# [RECORDS PROVIDED]
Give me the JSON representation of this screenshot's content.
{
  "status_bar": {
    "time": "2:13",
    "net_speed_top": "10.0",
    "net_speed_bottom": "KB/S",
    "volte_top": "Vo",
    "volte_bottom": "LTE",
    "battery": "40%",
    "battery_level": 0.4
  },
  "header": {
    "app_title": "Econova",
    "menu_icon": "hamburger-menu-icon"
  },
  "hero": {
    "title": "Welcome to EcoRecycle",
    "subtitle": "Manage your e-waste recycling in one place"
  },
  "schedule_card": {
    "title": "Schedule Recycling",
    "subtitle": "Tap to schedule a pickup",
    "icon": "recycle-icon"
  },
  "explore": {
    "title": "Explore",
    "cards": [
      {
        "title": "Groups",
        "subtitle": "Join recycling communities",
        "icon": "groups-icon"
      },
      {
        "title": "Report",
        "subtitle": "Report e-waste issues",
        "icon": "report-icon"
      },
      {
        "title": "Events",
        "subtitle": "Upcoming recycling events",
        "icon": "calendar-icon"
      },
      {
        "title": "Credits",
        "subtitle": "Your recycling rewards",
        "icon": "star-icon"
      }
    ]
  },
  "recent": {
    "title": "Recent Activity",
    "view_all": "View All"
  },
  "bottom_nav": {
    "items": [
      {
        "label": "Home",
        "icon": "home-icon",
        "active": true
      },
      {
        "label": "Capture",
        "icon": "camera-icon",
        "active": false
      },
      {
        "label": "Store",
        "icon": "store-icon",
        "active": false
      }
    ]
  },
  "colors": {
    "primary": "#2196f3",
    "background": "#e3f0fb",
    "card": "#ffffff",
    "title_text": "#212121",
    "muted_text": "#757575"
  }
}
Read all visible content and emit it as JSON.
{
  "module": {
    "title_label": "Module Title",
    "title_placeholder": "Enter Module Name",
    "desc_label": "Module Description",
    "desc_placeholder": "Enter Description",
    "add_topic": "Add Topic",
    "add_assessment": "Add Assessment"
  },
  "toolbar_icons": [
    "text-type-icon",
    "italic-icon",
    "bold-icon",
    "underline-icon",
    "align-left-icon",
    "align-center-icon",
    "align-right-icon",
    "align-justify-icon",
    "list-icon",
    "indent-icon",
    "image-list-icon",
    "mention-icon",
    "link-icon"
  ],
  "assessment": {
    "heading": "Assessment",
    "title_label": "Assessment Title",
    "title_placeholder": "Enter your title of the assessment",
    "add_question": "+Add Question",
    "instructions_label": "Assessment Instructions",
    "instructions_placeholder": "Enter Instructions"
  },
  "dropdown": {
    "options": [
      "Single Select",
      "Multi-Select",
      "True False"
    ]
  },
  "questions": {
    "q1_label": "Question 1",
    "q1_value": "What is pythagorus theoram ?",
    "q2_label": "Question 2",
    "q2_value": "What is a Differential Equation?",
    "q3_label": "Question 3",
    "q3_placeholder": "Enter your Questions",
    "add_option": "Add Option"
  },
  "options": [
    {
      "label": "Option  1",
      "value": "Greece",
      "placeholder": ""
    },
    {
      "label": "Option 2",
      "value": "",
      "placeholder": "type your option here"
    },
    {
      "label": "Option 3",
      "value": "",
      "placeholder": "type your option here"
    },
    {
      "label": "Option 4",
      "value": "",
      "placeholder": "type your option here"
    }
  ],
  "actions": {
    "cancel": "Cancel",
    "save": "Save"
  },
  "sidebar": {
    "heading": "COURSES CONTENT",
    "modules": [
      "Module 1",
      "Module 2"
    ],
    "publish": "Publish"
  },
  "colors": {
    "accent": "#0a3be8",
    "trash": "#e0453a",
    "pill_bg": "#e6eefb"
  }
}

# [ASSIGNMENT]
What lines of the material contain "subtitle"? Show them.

# [SOLUTION TO THE PROBLEM]
    "subtitle": "Manage your e-waste recycling in one place"
    "subtitle": "Tap to schedule a pickup",
        "subtitle": "Join recycling communities",
        "subtitle": "Report e-waste issues",
        "subtitle": "Upcoming recycling events",
        "subtitle": "Your recycling rewards",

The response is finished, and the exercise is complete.